■ **INPUT MATERIAL**
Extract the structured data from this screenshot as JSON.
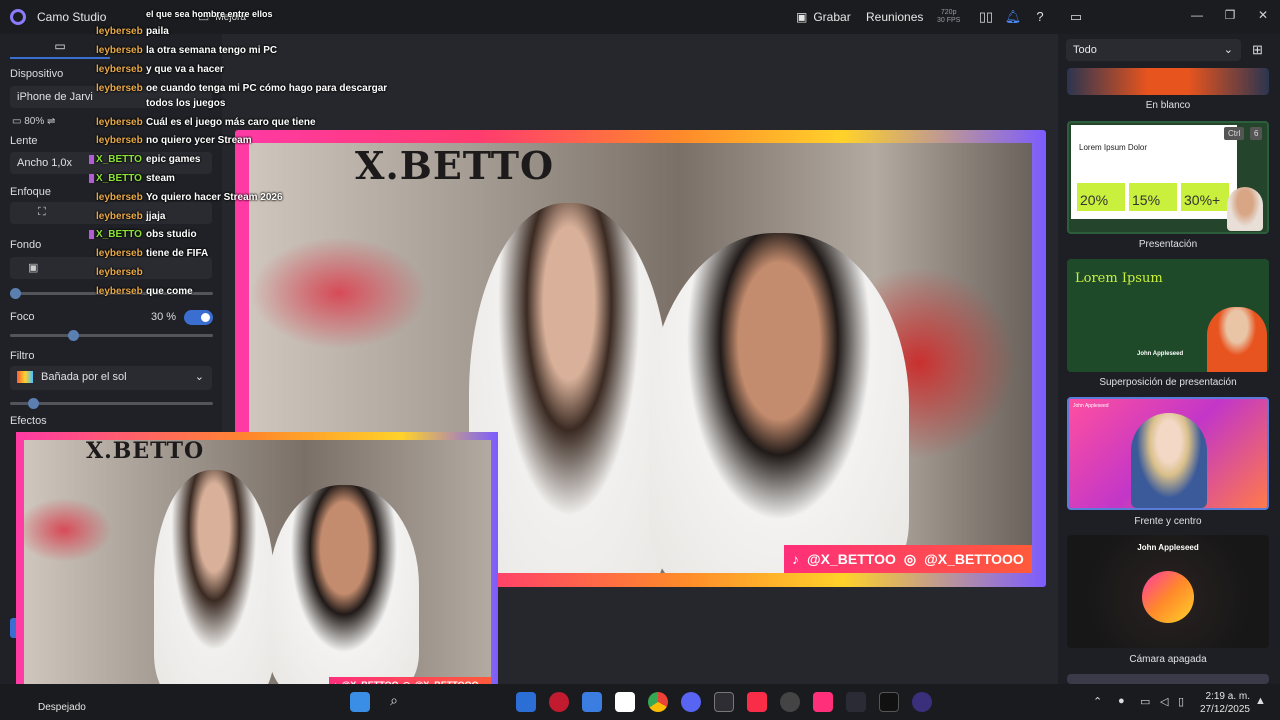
{
  "app": {
    "title": "Camo Studio",
    "mejora": "Mejora"
  },
  "topbar": {
    "record": "Grabar",
    "meetings": "Reuniones",
    "res1": "720p",
    "res2": "30 FPS"
  },
  "left": {
    "device_label": "Dispositivo",
    "device_value": "iPhone de Jarvi",
    "battery": "80%",
    "lens_label": "Lente",
    "lens_value": "Ancho 1,0x",
    "focus_label": "Enfoque",
    "background_label": "Fondo",
    "focus2_label": "Foco",
    "focus2_value": "30 %",
    "filter_label": "Filtro",
    "filter_value": "Bañada por el sol",
    "effects_label": "Efectos"
  },
  "chat": [
    {
      "user": "leyberseb",
      "msg": "paila",
      "green": false
    },
    {
      "user": "leyberseb",
      "msg": "la otra semana tengo mi PC",
      "green": false
    },
    {
      "user": "leyberseb",
      "msg": "y que va a hacer",
      "green": false
    },
    {
      "user": "leyberseb",
      "msg": "oe cuando tenga mi PC cómo hago para descargar",
      "green": false
    },
    {
      "user": "",
      "msg": "todos los juegos",
      "green": false
    },
    {
      "user": "leyberseb",
      "msg": "Cuál es el juego más caro que tiene",
      "green": false
    },
    {
      "user": "leyberseb",
      "msg": "no quiero ycer Stream",
      "green": false
    },
    {
      "user": "X_BETTO",
      "msg": "epic games",
      "green": true
    },
    {
      "user": "X_BETTO",
      "msg": "steam",
      "green": true
    },
    {
      "user": "leyberseb",
      "msg": "Yo quiero hacer Stream 2026",
      "green": false
    },
    {
      "user": "leyberseb",
      "msg": "jjaja",
      "green": false
    },
    {
      "user": "X_BETTO",
      "msg": "obs studio",
      "green": true
    },
    {
      "user": "leyberseb",
      "msg": "tiene de FIFA",
      "green": false
    },
    {
      "user": "leyberseb",
      "msg": "",
      "green": false
    },
    {
      "user": "leyberseb",
      "msg": "que come",
      "green": false
    }
  ],
  "chat_top": "el que sea hombre entre ellos",
  "stream": {
    "logo": "X.BETTO",
    "tiktok": "@X_BETTOO",
    "instagram": "@X_BETTOOO"
  },
  "right": {
    "filter": "Todo",
    "scenes": [
      {
        "label": "En blanco"
      },
      {
        "label": "Presentación"
      },
      {
        "label": "Superposición de presentación"
      },
      {
        "label": "Frente y centro"
      },
      {
        "label": "Cámara apagada"
      }
    ],
    "shortcut_key": "Ctrl",
    "shortcut_num": "6",
    "lorem_dolor": "Lorem Ipsum Dolor",
    "pct1": "20%",
    "pct2": "15%",
    "pct3": "30%+",
    "lorem": "Lorem Ipsum",
    "john": "John Appleseed",
    "john_small": "John Appleseed"
  },
  "taskbar": {
    "weather": "Despejado",
    "time": "2:19 a. m.",
    "date": "27/12/2025"
  }
}
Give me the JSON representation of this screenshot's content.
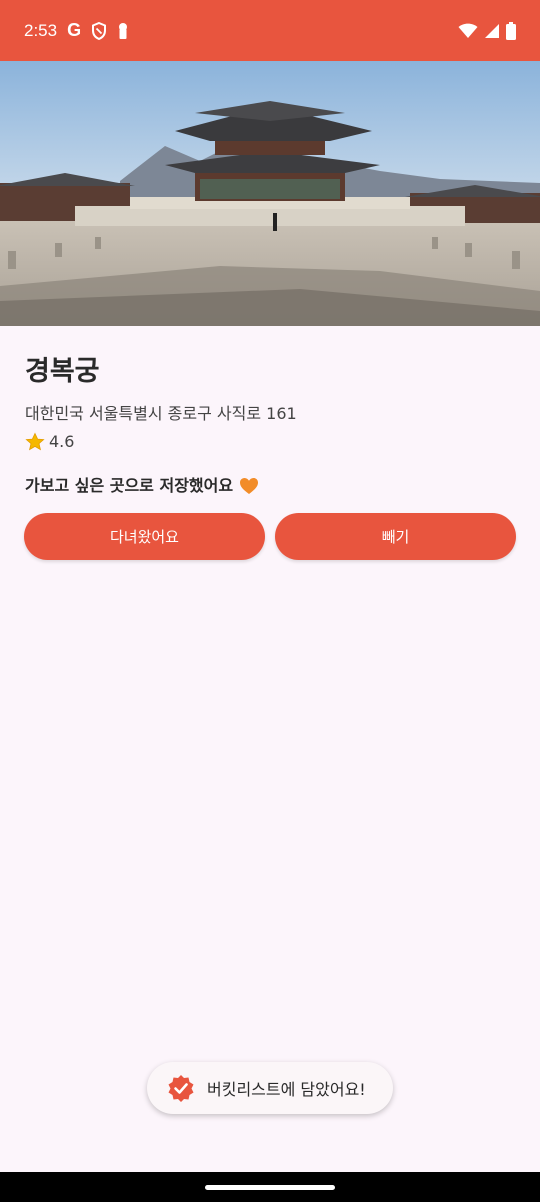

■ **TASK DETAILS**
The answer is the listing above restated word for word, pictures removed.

■ **RESULT OF THIS EXERCISE**
Extract the structured data from this screenshot as JSON.
{
  "app": {
    "title": "Camo Studio",
    "mejora": "Mejora"
  },
  "topbar": {
    "record": "Grabar",
    "meetings": "Reuniones",
    "res1": "720p",
    "res2": "30 FPS"
  },
  "left": {
    "device_label": "Dispositivo",
    "device_value": "iPhone de Jarvi",
    "battery": "80%",
    "lens_label": "Lente",
    "lens_value": "Ancho 1,0x",
    "focus_label": "Enfoque",
    "background_label": "Fondo",
    "focus2_label": "Foco",
    "focus2_value": "30 %",
    "filter_label": "Filtro",
    "filter_value": "Bañada por el sol",
    "effects_label": "Efectos"
  },
  "chat": [
    {
      "user": "leyberseb",
      "msg": "paila",
      "green": false
    },
    {
      "user": "leyberseb",
      "msg": "la otra semana tengo mi PC",
      "green": false
    },
    {
      "user": "leyberseb",
      "msg": "y que va a hacer",
      "green": false
    },
    {
      "user": "leyberseb",
      "msg": "oe cuando tenga mi PC cómo hago para descargar",
      "green": false
    },
    {
      "user": "",
      "msg": "todos los juegos",
      "green": false
    },
    {
      "user": "leyberseb",
      "msg": "Cuál es el juego más caro que tiene",
      "green": false
    },
    {
      "user": "leyberseb",
      "msg": "no quiero ycer Stream",
      "green": false
    },
    {
      "user": "X_BETTO",
      "msg": "epic games",
      "green": true
    },
    {
      "user": "X_BETTO",
      "msg": "steam",
      "green": true
    },
    {
      "user": "leyberseb",
      "msg": "Yo quiero hacer Stream 2026",
      "green": false
    },
    {
      "user": "leyberseb",
      "msg": "jjaja",
      "green": false
    },
    {
      "user": "X_BETTO",
      "msg": "obs studio",
      "green": true
    },
    {
      "user": "leyberseb",
      "msg": "tiene de FIFA",
      "green": false
    },
    {
      "user": "leyberseb",
      "msg": "",
      "green": false
    },
    {
      "user": "leyberseb",
      "msg": "que come",
      "green": false
    }
  ],
  "chat_top": "el que sea hombre entre ellos",
  "stream": {
    "logo": "X.BETTO",
    "tiktok": "@X_BETTOO",
    "instagram": "@X_BETTOOO"
  },
  "right": {
    "filter": "Todo",
    "scenes": [
      {
        "label": "En blanco"
      },
      {
        "label": "Presentación"
      },
      {
        "label": "Superposición de presentación"
      },
      {
        "label": "Frente y centro"
      },
      {
        "label": "Cámara apagada"
      }
    ],
    "shortcut_key": "Ctrl",
    "shortcut_num": "6",
    "lorem_dolor": "Lorem Ipsum Dolor",
    "pct1": "20%",
    "pct2": "15%",
    "pct3": "30%+",
    "lorem": "Lorem Ipsum",
    "john": "John Appleseed",
    "john_small": "John Appleseed"
  },
  "taskbar": {
    "weather": "Despejado",
    "time": "2:19 a. m.",
    "date": "27/12/2025"
  }
}
Give me the JSON representation of this screenshot's content.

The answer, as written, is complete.